**Exercise:**
Within the listing below, show every line that contains the word "Schüler".

*-*-*

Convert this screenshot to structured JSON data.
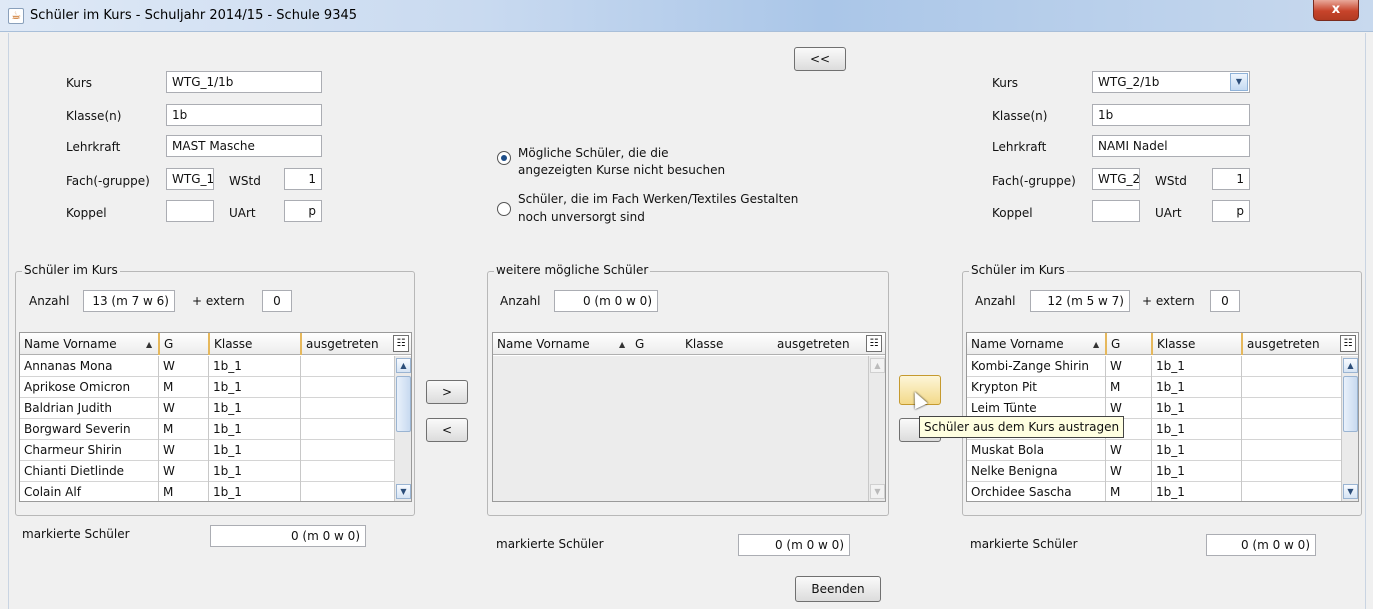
{
  "window": {
    "title": "Schüler im Kurs - Schuljahr 2014/15 - Schule 9345",
    "icon": "java-cup-icon",
    "close_label": "x"
  },
  "top_button": "<<",
  "left_course": {
    "kurs_label": "Kurs",
    "kurs": "WTG_1/1b",
    "klasse_label": "Klasse(n)",
    "klasse": "1b",
    "lehrkraft_label": "Lehrkraft",
    "lehrkraft": "MAST Masche",
    "fach_label": "Fach(-gruppe)",
    "fach": "WTG_1",
    "wstd_label": "WStd",
    "wstd": "1",
    "koppel_label": "Koppel",
    "koppel": "",
    "uart_label": "UArt",
    "uart": "p"
  },
  "right_course": {
    "kurs_label": "Kurs",
    "kurs": "WTG_2/1b",
    "klasse_label": "Klasse(n)",
    "klasse": "1b",
    "lehrkraft_label": "Lehrkraft",
    "lehrkraft": "NAMI Nadel",
    "fach_label": "Fach(-gruppe)",
    "fach": "WTG_2",
    "wstd_label": "WStd",
    "wstd": "1",
    "koppel_label": "Koppel",
    "koppel": "",
    "uart_label": "UArt",
    "uart": "p"
  },
  "options": {
    "option1_line1": "Mögliche Schüler, die die",
    "option1_line2": "angezeigten Kurse nicht besuchen",
    "option2_line1": "Schüler, die im Fach Werken/Textiles Gestalten",
    "option2_line2": "noch unversorgt sind",
    "selected": 1
  },
  "left_panel": {
    "title": "Schüler im Kurs",
    "anzahl_label": "Anzahl",
    "anzahl": "13 (m 7 w 6)",
    "extern_label": "+ extern",
    "extern": "0",
    "columns": [
      "Name Vorname",
      "G",
      "Klasse",
      "ausgetreten"
    ],
    "rows": [
      [
        "Annanas Mona",
        "W",
        "1b_1",
        ""
      ],
      [
        "Aprikose Omicron",
        "M",
        "1b_1",
        ""
      ],
      [
        "Baldrian Judith",
        "W",
        "1b_1",
        ""
      ],
      [
        "Borgward Severin",
        "M",
        "1b_1",
        ""
      ],
      [
        "Charmeur Shirin",
        "W",
        "1b_1",
        ""
      ],
      [
        "Chianti Dietlinde",
        "W",
        "1b_1",
        ""
      ],
      [
        "Colain Alf",
        "M",
        "1b_1",
        ""
      ]
    ],
    "marked_label": "markierte Schüler",
    "marked": "0 (m 0 w 0)"
  },
  "middle_panel": {
    "title": "weitere mögliche Schüler",
    "anzahl_label": "Anzahl",
    "anzahl": "0 (m 0 w 0)",
    "columns": [
      "Name Vorname",
      "G",
      "Klasse",
      "ausgetreten"
    ],
    "rows": [],
    "marked_label": "markierte Schüler",
    "marked": "0 (m 0 w 0)"
  },
  "right_panel": {
    "title": "Schüler im Kurs",
    "anzahl_label": "Anzahl",
    "anzahl": "12 (m 5 w 7)",
    "extern_label": "+ extern",
    "extern": "0",
    "columns": [
      "Name Vorname",
      "G",
      "Klasse",
      "ausgetreten"
    ],
    "rows": [
      [
        "Kombi-Zange Shirin",
        "W",
        "1b_1",
        ""
      ],
      [
        "Krypton Pit",
        "M",
        "1b_1",
        ""
      ],
      [
        "Leim Tünte",
        "W",
        "1b_1",
        ""
      ],
      [
        "",
        "",
        "1b_1",
        ""
      ],
      [
        "Muskat Bola",
        "W",
        "1b_1",
        ""
      ],
      [
        "Nelke Benigna",
        "W",
        "1b_1",
        ""
      ],
      [
        "Orchidee Sascha",
        "M",
        "1b_1",
        ""
      ]
    ],
    "marked_label": "markierte Schüler",
    "marked": "0 (m 0 w 0)"
  },
  "move_buttons": {
    "left_add": ">",
    "left_remove": "<",
    "right_add": "",
    "right_remove": ""
  },
  "tooltip": "Schüler aus dem Kurs austragen",
  "beenden": "Beenden"
}
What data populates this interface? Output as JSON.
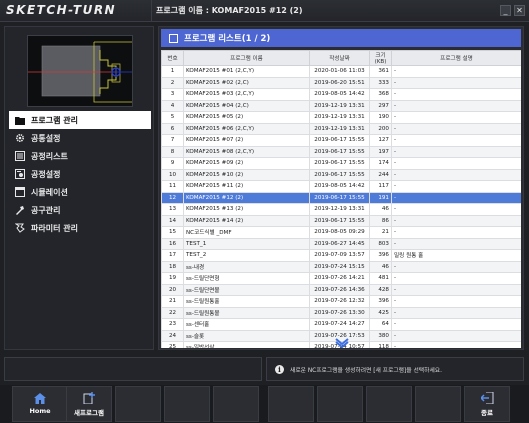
{
  "window": {
    "logo": "SKETCH-TURN",
    "title": "프로그램 이름 : KOMAF2015 #12 (2)",
    "minimize": "_",
    "close": "✕"
  },
  "sidebar": {
    "items": [
      {
        "label": "프로그램 관리",
        "icon": "folder-icon",
        "active": true
      },
      {
        "label": "공통설정",
        "icon": "gear-icon",
        "active": false
      },
      {
        "label": "공정리스트",
        "icon": "list-icon",
        "active": false
      },
      {
        "label": "공정설정",
        "icon": "process-settings-icon",
        "active": false
      },
      {
        "label": "시뮬레이션",
        "icon": "simulation-icon",
        "active": false
      },
      {
        "label": "공구관리",
        "icon": "tool-icon",
        "active": false
      },
      {
        "label": "파라미터 관리",
        "icon": "parameter-icon",
        "active": false
      }
    ]
  },
  "list": {
    "title": "프로그램 리스트(1 / 2)",
    "columns": [
      "번호",
      "프로그램 이름",
      "작성날짜",
      "크기(KB)",
      "프로그램 설명"
    ],
    "selected_row": "12",
    "rows": [
      {
        "no": "1",
        "name": "KOMAF2015 #01 (2,C,Y)",
        "date": "2020-01-06 11:03",
        "size": "361",
        "desc": "-"
      },
      {
        "no": "2",
        "name": "KOMAF2015 #02 (2,C)",
        "date": "2019-06-20 15:51",
        "size": "333",
        "desc": "-"
      },
      {
        "no": "3",
        "name": "KOMAF2015 #03 (2,C,Y)",
        "date": "2019-08-05 14:42",
        "date_": "",
        "size": "368",
        "desc": "-"
      },
      {
        "no": "4",
        "name": "KOMAF2015 #04 (2,C)",
        "date": "2019-12-19 13:31",
        "size": "297",
        "desc": "-"
      },
      {
        "no": "5",
        "name": "KOMAF2015 #05 (2)",
        "date": "2019-12-19 13:31",
        "size": "190",
        "desc": "-"
      },
      {
        "no": "6",
        "name": "KOMAF2015 #06 (2,C,Y)",
        "date": "2019-12-19 13:31",
        "size": "200",
        "desc": "-"
      },
      {
        "no": "7",
        "name": "KOMAF2015 #07 (2)",
        "date": "2019-06-17 15:55",
        "size": "127",
        "desc": "-"
      },
      {
        "no": "8",
        "name": "KOMAF2015 #08 (2,C,Y)",
        "date": "2019-06-17 15:55",
        "size": "197",
        "desc": "-"
      },
      {
        "no": "9",
        "name": "KOMAF2015 #09 (2)",
        "date": "2019-06-17 15:55",
        "size": "174",
        "desc": "-"
      },
      {
        "no": "10",
        "name": "KOMAF2015 #10 (2)",
        "date": "2019-06-17 15:55",
        "size": "244",
        "desc": "-"
      },
      {
        "no": "11",
        "name": "KOMAF2015 #11 (2)",
        "date": "2019-08-05 14:42",
        "size": "117",
        "desc": "-"
      },
      {
        "no": "12",
        "name": "KOMAF2015 #12 (2)",
        "date": "2019-06-17 15:55",
        "size": "191",
        "desc": "-"
      },
      {
        "no": "13",
        "name": "KOMAF2015 #13 (2)",
        "date": "2019-12-19 13:31",
        "size": "46",
        "desc": "-"
      },
      {
        "no": "14",
        "name": "KOMAF2015 #14 (2)",
        "date": "2019-06-17 15:55",
        "size": "86",
        "desc": "-"
      },
      {
        "no": "15",
        "name": "NC코드식별 _DMF",
        "date": "2019-08-05 09:29",
        "size": "21",
        "desc": "-"
      },
      {
        "no": "16",
        "name": "TEST_1",
        "date": "2019-06-27 14:45",
        "size": "803",
        "desc": "-"
      },
      {
        "no": "17",
        "name": "TEST_2",
        "date": "2019-07-09 13:57",
        "size": "396",
        "desc": "밀링 원통 홀"
      },
      {
        "no": "18",
        "name": "ss-내경",
        "date": "2019-07-24 15:15",
        "size": "46",
        "desc": "-"
      },
      {
        "no": "19",
        "name": "ss-드릴단면형",
        "date": "2019-07-26 14:21",
        "size": "481",
        "desc": "-"
      },
      {
        "no": "20",
        "name": "ss-드릴단면볼",
        "date": "2019-07-26 14:36",
        "size": "428",
        "desc": "-"
      },
      {
        "no": "21",
        "name": "ss-드릴원통홀",
        "date": "2019-07-26 12:32",
        "size": "396",
        "desc": "-"
      },
      {
        "no": "22",
        "name": "ss-드릴원통볼",
        "date": "2019-07-26 13:30",
        "size": "425",
        "desc": "-"
      },
      {
        "no": "23",
        "name": "ss-센터홀",
        "date": "2019-07-24 14:27",
        "size": "64",
        "desc": "-"
      },
      {
        "no": "24",
        "name": "ss-슬롯",
        "date": "2019-07-26 17:53",
        "size": "380",
        "desc": "-"
      },
      {
        "no": "25",
        "name": "ss-일반선삭",
        "date": "2019-07-24 10:57",
        "size": "118",
        "desc": "-"
      }
    ]
  },
  "message": {
    "info_icon": "i",
    "text": "새로운 NC프로그램을 생성하려면 [새 프로그램]을 선택하세요."
  },
  "bottom": {
    "home": "Home",
    "new_program": "새프로그램",
    "exit": "종료"
  },
  "colors": {
    "accent": "#4d66d1",
    "selected_row": "#4f7bd8",
    "active_menu": "#ffffff",
    "toolpath_yellow": "#c8c23a",
    "toolpath_blue": "#2a3fd6"
  }
}
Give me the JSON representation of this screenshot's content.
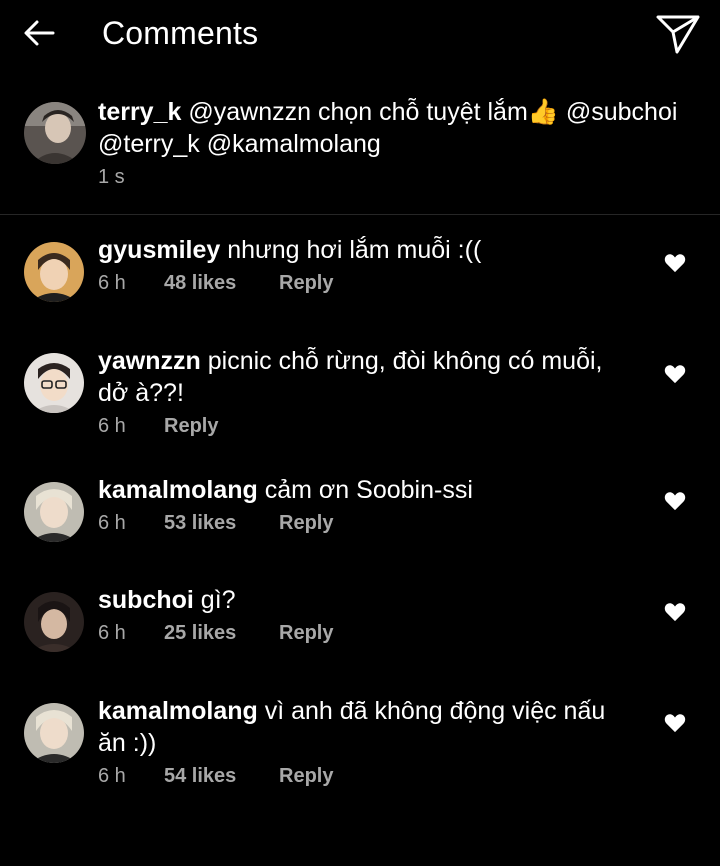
{
  "header": {
    "title": "Comments",
    "back_icon": "arrow-left-icon",
    "share_icon": "paper-plane-icon"
  },
  "caption": {
    "username": "terry_k",
    "text": " @yawnzzn chọn chỗ tuyệt lắm👍 @subchoi @terry_k @kamalmolang",
    "time": "1 s"
  },
  "comments": [
    {
      "username": "gyusmiley",
      "text": " nhưng hơi lắm muỗi :((",
      "time": "6 h",
      "likes": "48 likes",
      "reply": "Reply"
    },
    {
      "username": "yawnzzn",
      "text": " picnic chỗ rừng, đòi không có muỗi, dở à??!",
      "time": "6 h",
      "likes": "",
      "reply": "Reply"
    },
    {
      "username": "kamalmolang",
      "text": " cảm ơn Soobin-ssi",
      "time": "6 h",
      "likes": "53 likes",
      "reply": "Reply"
    },
    {
      "username": "subchoi",
      "text": " gì?",
      "time": "6 h",
      "likes": "25 likes",
      "reply": "Reply"
    },
    {
      "username": "kamalmolang",
      "text": " vì anh đã không động việc nấu ăn :))",
      "time": "6 h",
      "likes": "54 likes",
      "reply": "Reply"
    }
  ],
  "colors": {
    "background": "#000000",
    "text": "#ffffff",
    "muted": "#a8a8a8",
    "divider": "#262626"
  }
}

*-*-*

**Expected answer:**
    "title": "Schüler im Kurs - Schuljahr 2014/15 - Schule 9345",
    "option1_line1": "Mögliche Schüler, die die",
    "option2_line1": "Schüler, die im Fach Werken/Textiles Gestalten",
    "title": "Schüler im Kurs",
    "marked_label": "markierte Schüler",
    "title": "weitere mögliche Schüler",
    "marked_label": "markierte Schüler",
    "title": "Schüler im Kurs",
    "marked_label": "markierte Schüler",
  "tooltip": "Schüler aus dem Kurs austragen",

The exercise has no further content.